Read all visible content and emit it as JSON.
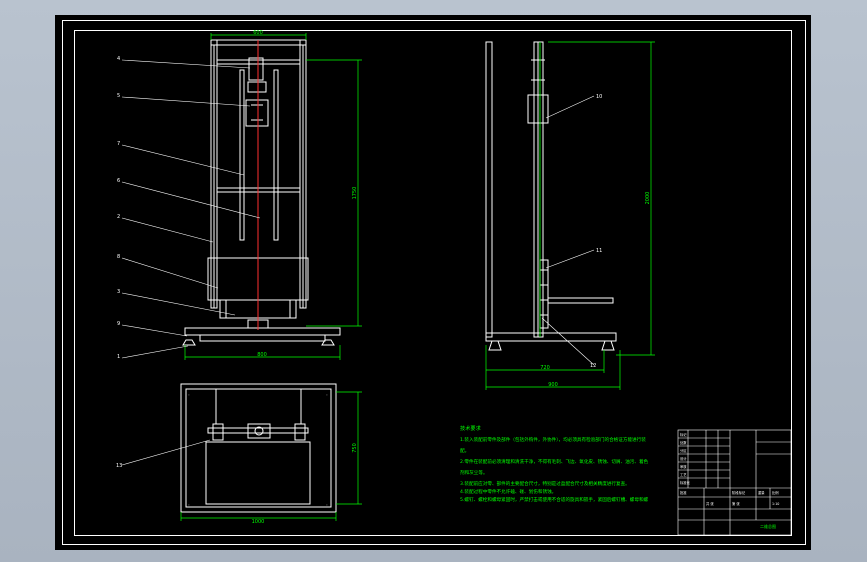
{
  "drawing": {
    "front_view": {
      "balloons": [
        "4",
        "5",
        "7",
        "6",
        "2",
        "8",
        "3",
        "9",
        "1"
      ],
      "dims": {
        "top_width": "600",
        "height": "1750",
        "base_width": "800"
      }
    },
    "side_view": {
      "balloons": [
        "10",
        "11",
        "12"
      ],
      "dims": {
        "height": "2000",
        "inner_width": "720",
        "base_width": "900"
      }
    },
    "plan_view": {
      "balloons": [
        "13"
      ],
      "dims": {
        "width": "1000",
        "depth": "750"
      }
    },
    "notes": {
      "title": "技术要求",
      "lines": [
        "1.装入装配前零件及部件（包括外购件，外协件），均必须具有检验部门的合格证方能进行装",
        "配。",
        "2.零件在装配前必须清理和清洗干净，不得有毛刺、飞边、氧化皮、锈蚀、切屑、油污、着色",
        "剂和灰尘等。",
        "3.装配前应对零、部件的主要配合尺寸，特别是过盈配合尺寸及相关精度进行复查。",
        "4.装配过程中零件不允许磕、碰、划伤和锈蚀。",
        "5.螺钉、螺栓和螺母紧固时，严禁打击或使用不合适的旋具和扳手，紧固后螺钉槽、螺母和螺"
      ]
    },
    "title_block": {
      "cells": [
        "标记",
        "处数",
        "分区",
        "设计",
        "审核",
        "工艺",
        "标准化",
        "批准",
        "阶段标记",
        "重量",
        "比例",
        "共 张",
        "第 张",
        "1:10"
      ],
      "drawing_name": "二维总图"
    }
  },
  "colors": {
    "background": "#b9c3cf",
    "sheet": "#000000",
    "line_white": "#ffffff",
    "dimension": "#00ff00",
    "centerline": "#ff3030",
    "notes": "#00ff00"
  }
}
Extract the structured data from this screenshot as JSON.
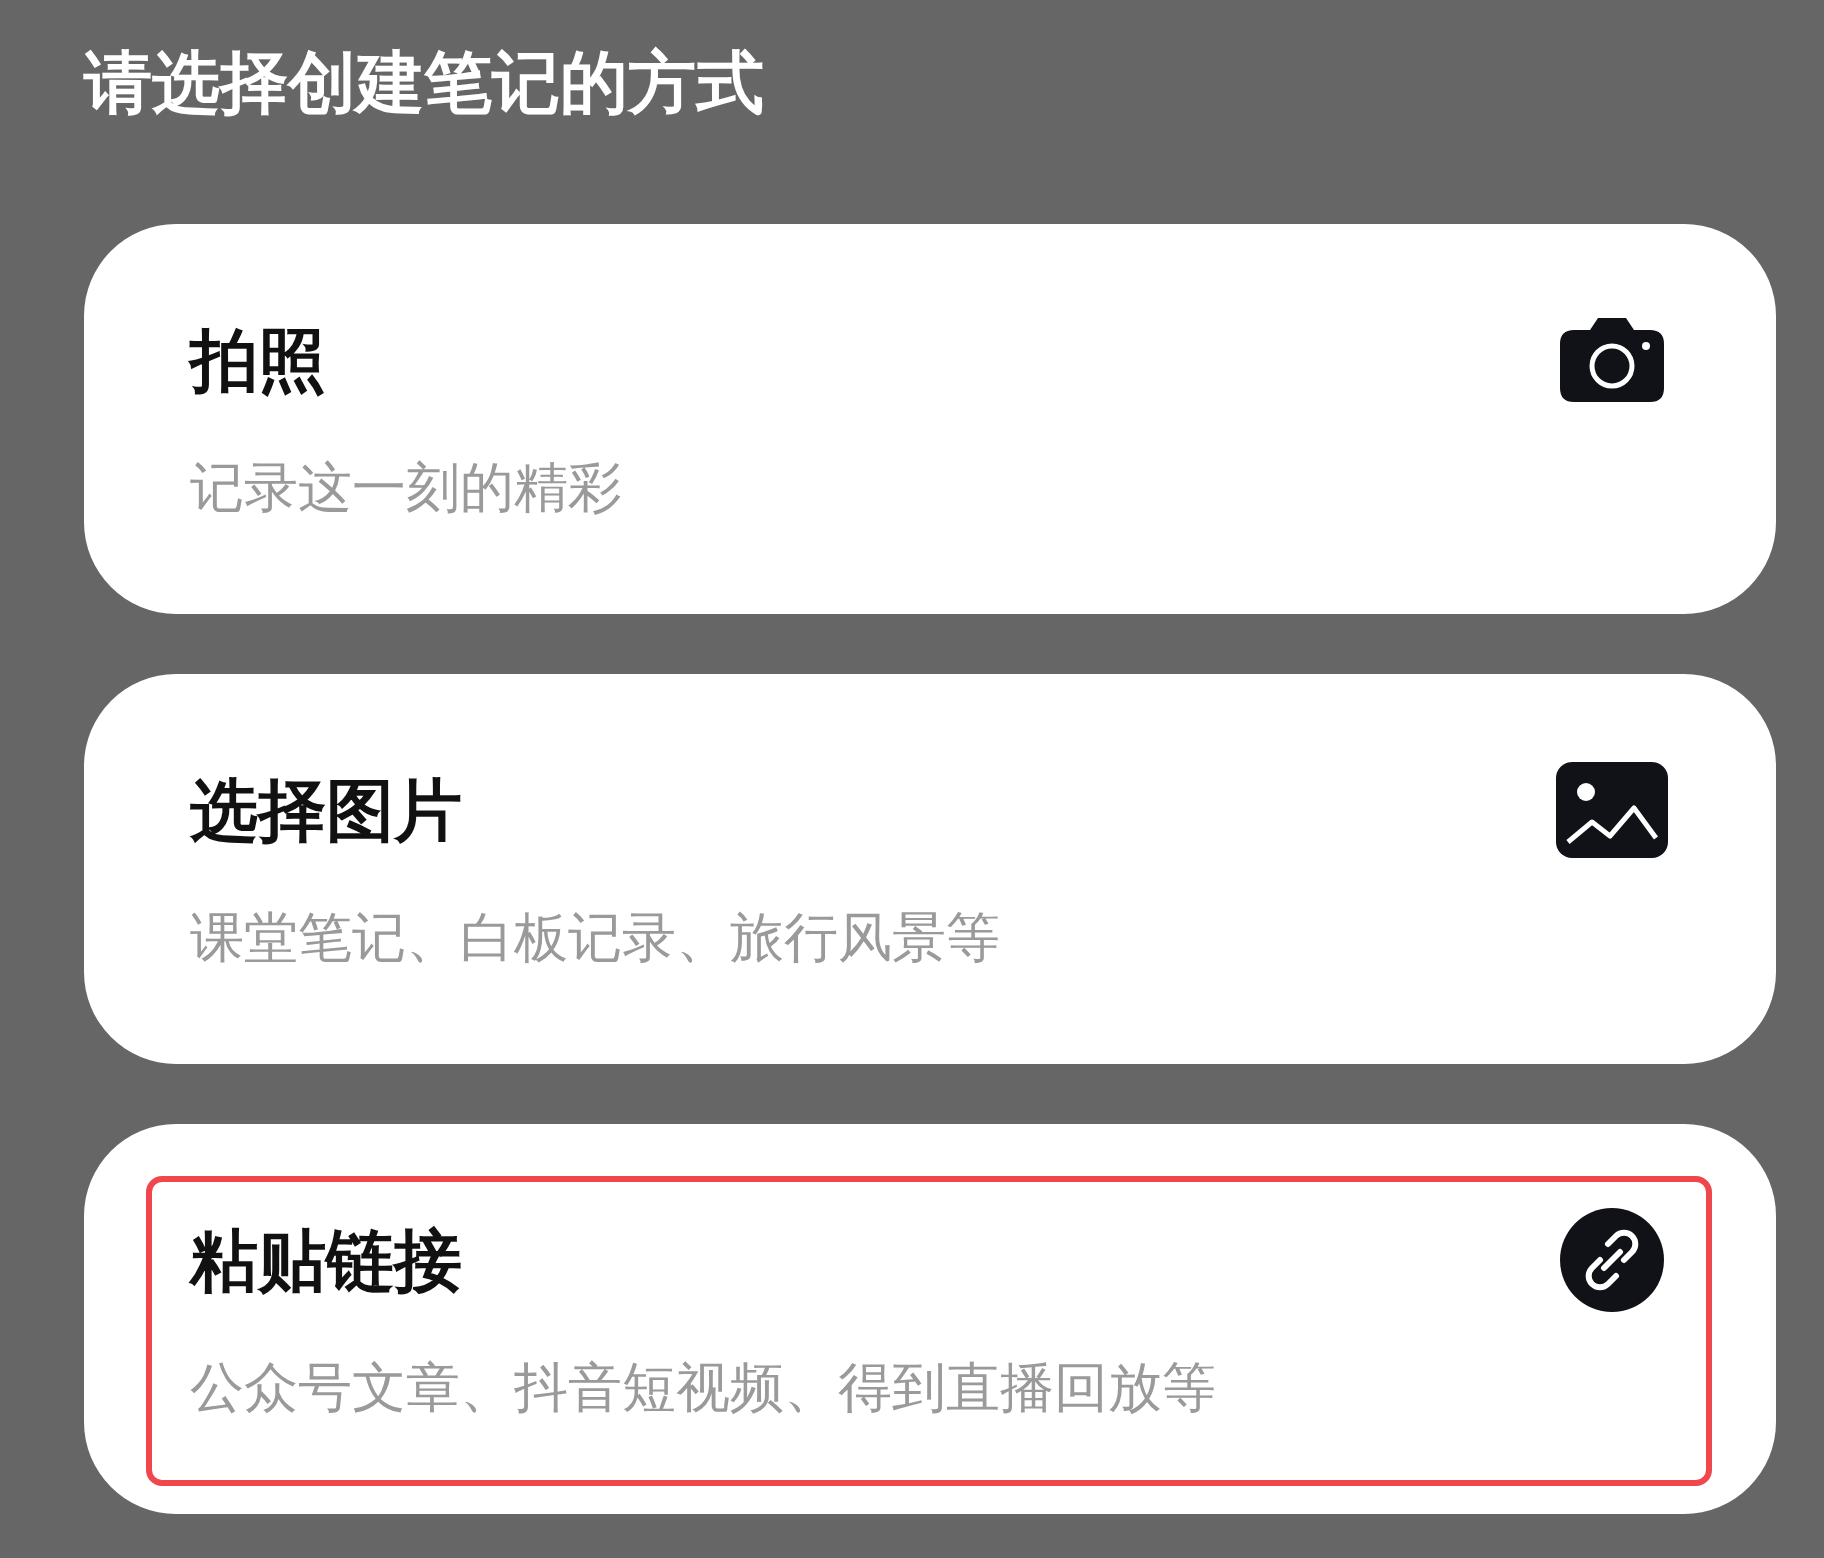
{
  "title": "请选择创建笔记的方式",
  "options": [
    {
      "label": "拍照",
      "description": "记录这一刻的精彩",
      "kind": "camera",
      "highlighted": false
    },
    {
      "label": "选择图片",
      "description": "课堂笔记、白板记录、旅行风景等",
      "kind": "image",
      "highlighted": false
    },
    {
      "label": "粘贴链接",
      "description": "公众号文章、抖音短视频、得到直播回放等",
      "kind": "link",
      "highlighted": true
    }
  ]
}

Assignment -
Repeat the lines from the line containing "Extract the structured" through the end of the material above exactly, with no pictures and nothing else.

Answer section -
Extract the structured data from this screenshot as JSON.
{
  "title": "请选择创建笔记的方式",
  "options": [
    {
      "label": "拍照",
      "description": "记录这一刻的精彩",
      "kind": "camera",
      "highlighted": false
    },
    {
      "label": "选择图片",
      "description": "课堂笔记、白板记录、旅行风景等",
      "kind": "image",
      "highlighted": false
    },
    {
      "label": "粘贴链接",
      "description": "公众号文章、抖音短视频、得到直播回放等",
      "kind": "link",
      "highlighted": true
    }
  ]
}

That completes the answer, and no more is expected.